== RECORDS TO PROCESS ==

·····

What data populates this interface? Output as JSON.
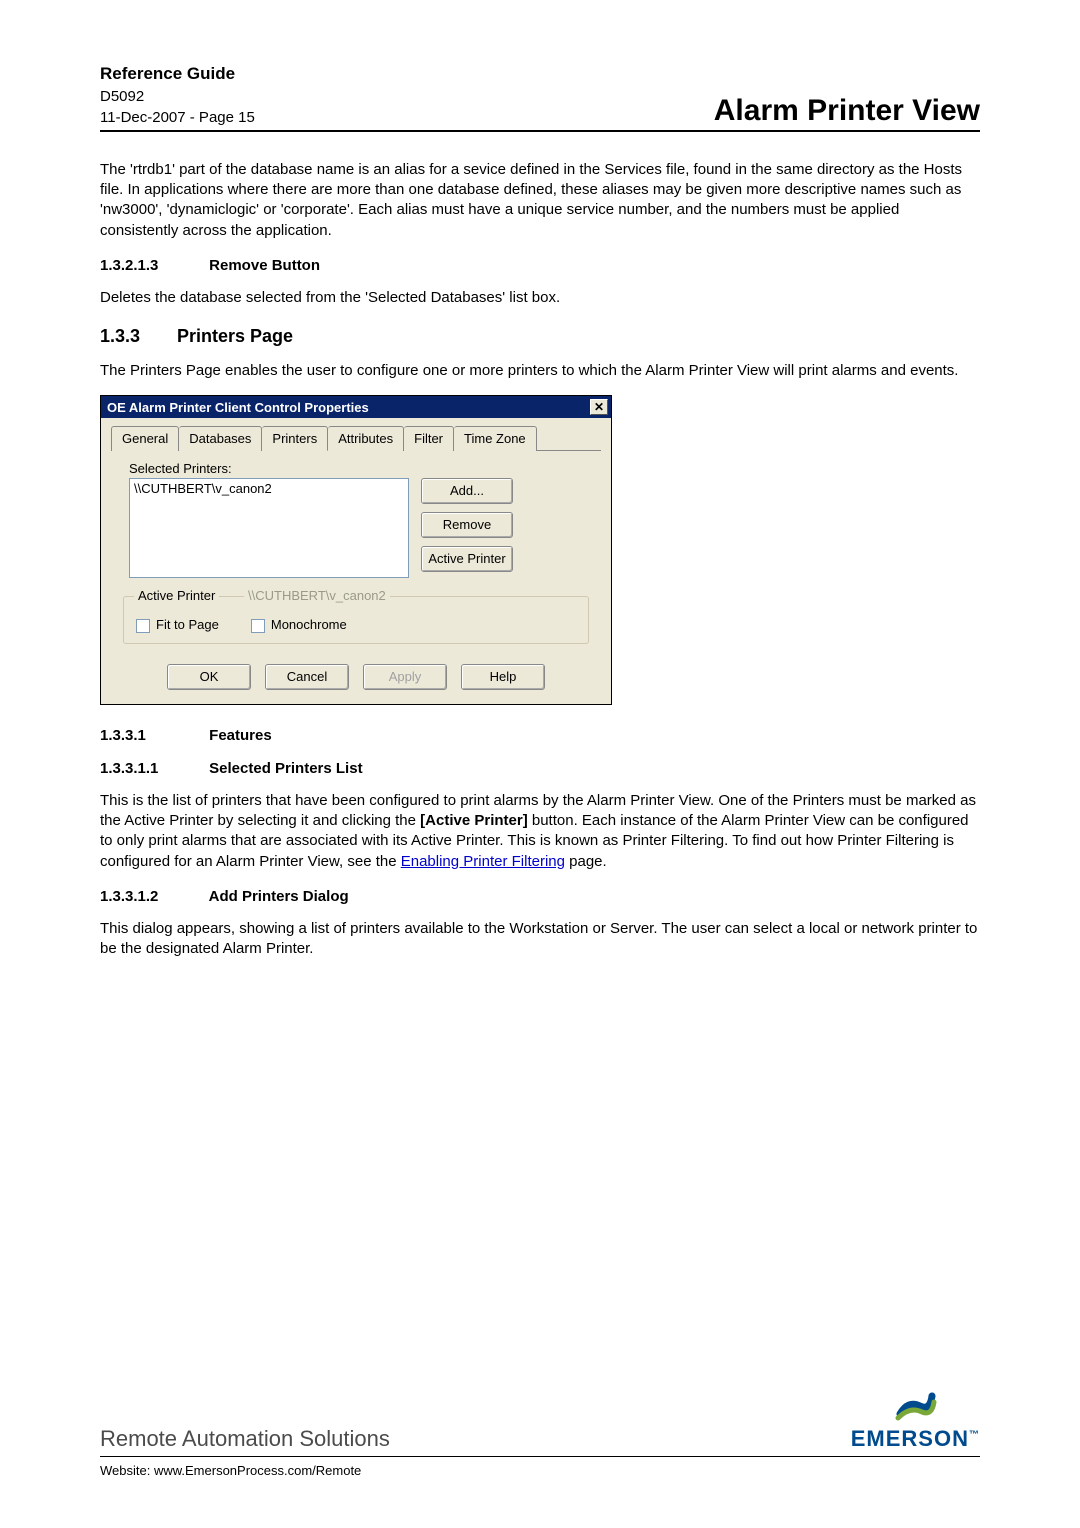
{
  "header": {
    "title": "Reference Guide",
    "doc_id": "D5092",
    "date_page": "11-Dec-2007 - Page 15",
    "section_title": "Alarm Printer View"
  },
  "para1": "The 'rtrdb1' part of the database name is an alias for a sevice defined in the Services file, found in the same directory as the Hosts file. In applications where there are more than one database defined, these aliases may be given more descriptive names such as 'nw3000', 'dynamiclogic' or 'corporate'. Each alias must have a unique service number, and the numbers must be applied consistently across the application.",
  "sec_13213": {
    "num": "1.3.2.1.3",
    "title": "Remove Button"
  },
  "para2": "Deletes the database selected from the 'Selected Databases' list box.",
  "sec_133": {
    "num": "1.3.3",
    "title": "Printers Page"
  },
  "para3": "The Printers Page enables the user to configure one or more printers to which the Alarm Printer View will print alarms and events.",
  "dialog": {
    "title": "OE Alarm Printer Client Control Properties",
    "tabs": [
      "General",
      "Databases",
      "Printers",
      "Attributes",
      "Filter",
      "Time Zone"
    ],
    "active_tab": "Printers",
    "selected_label": "Selected Printers:",
    "selected_items": [
      "\\\\CUTHBERT\\v_canon2"
    ],
    "btn_add": "Add...",
    "btn_remove": "Remove",
    "btn_active": "Active Printer",
    "group_legend": "Active Printer",
    "active_printer_name": "\\\\CUTHBERT\\v_canon2",
    "chk_fit": "Fit to Page",
    "chk_mono": "Monochrome",
    "btn_ok": "OK",
    "btn_cancel": "Cancel",
    "btn_apply": "Apply",
    "btn_help": "Help"
  },
  "sec_1331": {
    "num": "1.3.3.1",
    "title": "Features"
  },
  "sec_13311": {
    "num": "1.3.3.1.1",
    "title": "Selected Printers List"
  },
  "para4a": "This is the list of printers that have been configured to print alarms by the Alarm Printer View.  One of the Printers must be  marked as the Active Printer by selecting it and clicking the ",
  "para4b": "[Active Printer]",
  "para4c": " button. Each instance of the Alarm Printer View can be configured to only print alarms that are associated with its Active Printer. This is known as Printer Filtering. To find out how Printer Filtering is configured for an Alarm Printer View, see the ",
  "para4link": "Enabling Printer Filtering",
  "para4d": " page.",
  "sec_13312": {
    "num": "1.3.3.1.2",
    "title": "Add Printers Dialog"
  },
  "para5": "This dialog appears, showing a list of printers available to the Workstation or Server. The user can select a local or network printer to be the designated Alarm Printer.",
  "footer": {
    "brand": "Remote Automation Solutions",
    "website_label": "Website:  www.EmersonProcess.com/Remote",
    "logo_text": "EMERSON",
    "logo_sub": ""
  }
}
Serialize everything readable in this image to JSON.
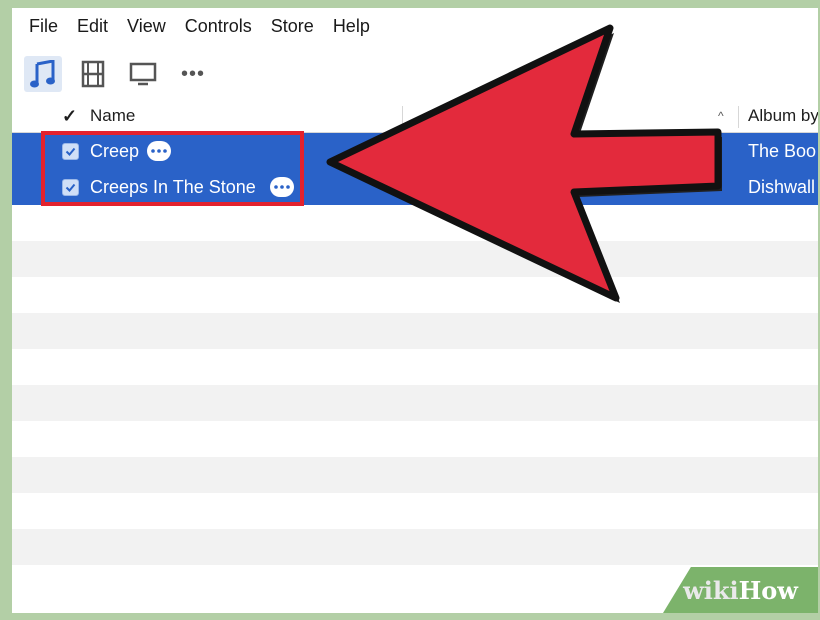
{
  "menu": [
    "File",
    "Edit",
    "View",
    "Controls",
    "Store",
    "Help"
  ],
  "toolbar": {
    "icons": [
      "music-note-icon",
      "movie-film-icon",
      "tv-icon",
      "more-dots-icon"
    ],
    "more_label": "•••"
  },
  "table": {
    "check_header": "✓",
    "name_header": "Name",
    "sort_indicator": "^",
    "album_header": "Album by",
    "rows": [
      {
        "name": "Creep",
        "album": "The Boo",
        "checked": true,
        "selected": true
      },
      {
        "name": "Creeps In The Stone",
        "album": "Dishwall",
        "checked": true,
        "selected": true
      }
    ]
  },
  "colors": {
    "selection": "#2a62c8",
    "annotation_red": "#e3222e",
    "page_border": "#b3cfa6",
    "watermark_bg": "#7cb36b"
  },
  "watermark": {
    "wiki": "wiki",
    "how": "How"
  }
}
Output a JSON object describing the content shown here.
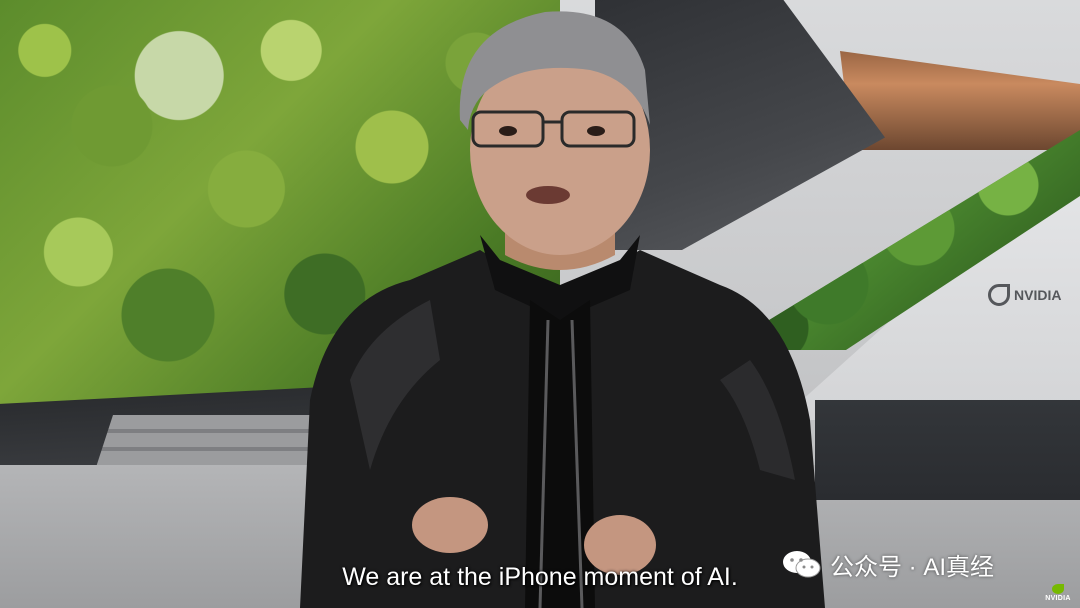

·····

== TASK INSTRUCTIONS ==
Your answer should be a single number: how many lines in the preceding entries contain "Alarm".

== ANSWER SPACE ==
6